Tuesday, April 25, 2017

Perhaps not just the 'O'Reilly factor'

In light of the recent firing of Fox News Channel talk-show host Bill O’Reilly amid accusations of sexual harassment and large out-of-court settlements resulting from such, some folks have complained that what they might call “strong conservative voices” are being systematically removed from the airwaves.

I don’t believe that kind of comment has any basis in fact. Indeed, it may not simply be a problem with O’Reilly — recall that longtime chairman Roger Ailes was canned for similar reasons a few months ago, and Sean Hannity, another FNC pundit, had an accusation leveled against him just this week. With all this going around, it seems to be an institutional problem with Fox, which is now costing the network millions.

Why do I suspect this? Well, the book “Blinded by the Right: The Conscience of an Ex-Conservative” by David Brock, formerly a right-wing journalist who probably appeared on the network but who worked for Hillary Clinton’s presidential campaign last year, made several references to “blond pundits” on Fox, several of whom he said “were not above reproach themselves, taking moral offense at adultery” in reference to President Bill Clinton’s tomcatting 20-some years ago.

In other words, you had a lot of pretty female faces on that network feeding that audience with red meat, likely with the intention to grab the attention of male viewers, but who Brock knew had, shall we say, improper relationships in their personal lives.

Does that kind of thing happen at other places? Oh, sure. But make no mistake: Money’s talking here, and when you lose too much of it heads have to roll. I sometimes wonder just how many of those “blond pundits” are being hit on by their bosses or coworkers just because of their beauty — and perhaps some even go along with it to keep their jobs.

We may be seeing even more of this in the future. Stay tuned ...

Tuesday, April 11, 2017

A campaign of resistance?

The pastor of my church has written “A Creed of Resistance,” which we’ve been reciting at the beginning of services. He has never mentioned President Donald Trump in his messages and the creed is itself theologically correct, but I can’t help but think that he’s making a statement. (He does nothing without approval of the board of elders, so he’s not acting as a lone wolf or an autocrat.)

We’re also engaged in an “expanded influence” campaign in which we’re trying to reach primarily other urban neighborhoods for Jesus.

The two may have more connections than is obvious.

Many evangelical churches often try to blend in, be “relevant” or make communicating “values” in the public square their focus. In doing so, however, they make the mistake of forgetting that Christians are a “peculiar people” who live by Kingdom values and should never pay homage to the status quo.

What brings people to faith in the first place is just that difference — I mean, what’s the point in adopting something if you’re not looking to make a change? It’s why the maintenance of “traditional Christian values” often ends up calcifying the true spiritual life.

And that’s the real reason much of evangelicalism’s embrace of Trump is not only problematic but also compromises its stated goals. In other words, rather than bringing people to Jesus it actually drives them away from Him because Trump has simply refused to adhere to any consistent moral standards, let alone Christian ones. That’s one part of the “resistance” in which we may be engaging in.
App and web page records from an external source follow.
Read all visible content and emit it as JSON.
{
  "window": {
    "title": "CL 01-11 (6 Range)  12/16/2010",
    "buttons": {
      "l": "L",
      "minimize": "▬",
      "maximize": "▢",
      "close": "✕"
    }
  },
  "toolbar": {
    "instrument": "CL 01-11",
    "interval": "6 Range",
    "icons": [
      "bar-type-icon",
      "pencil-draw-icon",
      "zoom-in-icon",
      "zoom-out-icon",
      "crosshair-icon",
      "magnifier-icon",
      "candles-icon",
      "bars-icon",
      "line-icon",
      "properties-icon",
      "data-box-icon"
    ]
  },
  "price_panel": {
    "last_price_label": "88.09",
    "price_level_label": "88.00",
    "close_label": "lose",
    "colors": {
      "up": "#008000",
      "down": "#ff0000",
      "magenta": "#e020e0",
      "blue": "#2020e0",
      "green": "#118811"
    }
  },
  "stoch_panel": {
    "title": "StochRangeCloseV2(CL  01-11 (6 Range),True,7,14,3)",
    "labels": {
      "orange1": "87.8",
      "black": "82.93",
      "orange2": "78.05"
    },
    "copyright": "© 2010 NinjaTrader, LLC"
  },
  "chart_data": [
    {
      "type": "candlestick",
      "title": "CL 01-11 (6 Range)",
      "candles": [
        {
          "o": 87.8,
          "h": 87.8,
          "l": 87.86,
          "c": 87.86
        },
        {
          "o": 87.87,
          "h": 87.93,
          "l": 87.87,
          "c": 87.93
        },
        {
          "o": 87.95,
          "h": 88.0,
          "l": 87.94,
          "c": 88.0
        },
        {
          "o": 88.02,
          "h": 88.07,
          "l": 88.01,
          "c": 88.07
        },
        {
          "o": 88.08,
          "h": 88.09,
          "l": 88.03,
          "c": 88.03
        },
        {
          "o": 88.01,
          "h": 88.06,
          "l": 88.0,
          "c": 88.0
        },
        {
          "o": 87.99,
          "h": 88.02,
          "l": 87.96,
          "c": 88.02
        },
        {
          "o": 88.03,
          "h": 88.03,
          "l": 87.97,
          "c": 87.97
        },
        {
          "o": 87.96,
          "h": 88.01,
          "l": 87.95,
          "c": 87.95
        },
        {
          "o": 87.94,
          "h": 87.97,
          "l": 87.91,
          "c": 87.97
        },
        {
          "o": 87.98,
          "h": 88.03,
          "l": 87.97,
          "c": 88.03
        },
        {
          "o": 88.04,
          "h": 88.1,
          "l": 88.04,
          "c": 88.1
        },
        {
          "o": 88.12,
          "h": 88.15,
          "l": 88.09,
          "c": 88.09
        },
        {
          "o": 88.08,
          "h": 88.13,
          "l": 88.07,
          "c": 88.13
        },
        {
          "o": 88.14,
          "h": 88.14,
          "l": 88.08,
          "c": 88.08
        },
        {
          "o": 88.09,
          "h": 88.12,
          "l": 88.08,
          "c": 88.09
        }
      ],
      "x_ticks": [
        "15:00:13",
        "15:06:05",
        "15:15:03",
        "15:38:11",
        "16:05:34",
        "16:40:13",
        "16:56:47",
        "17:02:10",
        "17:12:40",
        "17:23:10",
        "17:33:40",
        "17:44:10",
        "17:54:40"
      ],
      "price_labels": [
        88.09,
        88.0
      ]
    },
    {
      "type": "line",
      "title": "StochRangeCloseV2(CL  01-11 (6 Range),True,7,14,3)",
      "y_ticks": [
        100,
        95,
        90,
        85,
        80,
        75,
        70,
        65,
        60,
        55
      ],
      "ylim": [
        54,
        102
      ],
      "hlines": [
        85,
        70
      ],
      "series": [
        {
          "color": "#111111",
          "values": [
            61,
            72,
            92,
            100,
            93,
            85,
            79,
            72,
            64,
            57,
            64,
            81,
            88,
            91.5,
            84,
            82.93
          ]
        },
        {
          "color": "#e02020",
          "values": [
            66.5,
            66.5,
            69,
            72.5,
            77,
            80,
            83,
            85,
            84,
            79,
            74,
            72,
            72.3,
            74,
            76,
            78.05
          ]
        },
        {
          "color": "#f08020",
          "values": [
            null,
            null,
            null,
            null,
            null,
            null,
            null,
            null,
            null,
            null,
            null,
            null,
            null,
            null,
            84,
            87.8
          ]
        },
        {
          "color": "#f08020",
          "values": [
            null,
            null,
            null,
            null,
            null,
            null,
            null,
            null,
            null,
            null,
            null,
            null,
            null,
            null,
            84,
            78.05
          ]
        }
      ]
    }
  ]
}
Some more liberal Christians have suggested that the church needs to act as a latter-day Dietrich Bonhoeffer, the German pastor who engaged in active resistance against Adolf Hitler and paid with his life. As things stand now, however, doing so would be a little premature because the situations are quite different, especially since we have nowhere near the consistent nationalism that took place in Nazi Germany.

Besides, the focus of the church should be on maintaining its distinctiveness, never on “resistance” for its own sake. If resistance is part of that, all well and good, but the spiritual goals must be paramount. Always.

Saturday, April 1, 2017

Pence's stance should be commended, not condemned

Recently Vice President Mike Pence was criticized for invoking the “Billy Graham rule” — that is, not being seen alone with a lone woman other than his wife in private, which the evangelist established in the 1940s. Now, I understand that his connection to President Donald Trump might make him sound hypocritical because of Trump’s rejection of similar decorum.

But, frankly, I think it’s a good idea, especially for a Christian man. It’s good to see someone take his marriage vows seriously not to give even the appearance of suspicion.

Those of you who remember the TV-evangelist scandals of 1987-88 would do well to remember what might happen when such safeguards weren’t in place. Remember, Jim Bakker ended up having an affair with PTL secretary Jessica Hahn, partially when he felt he was losing his wife Tammy Faye (and they ended up divorcing anyway). Then, Jimmy Swaggart was caught in a hotel room with a prostitute. Both men’s ministries collapsed as a result.

Pence has never been an evangelist to my knowledge, but even in Pence’s case — since he is a public figure — the same situation might apply; after all, he would get that tongues would wag were something appear not quite right. Besides, I’ve seen adultery in leadership of my present and immediate past churches and, especially in the latter, how it hurt the church.

Whatever you think of Pence’s politics, and I’m not crazy about them myself, you have to give him a hand for trying to be above board in his personal life. So please — don’t go off on him for, at least in this case, trying to do what's right.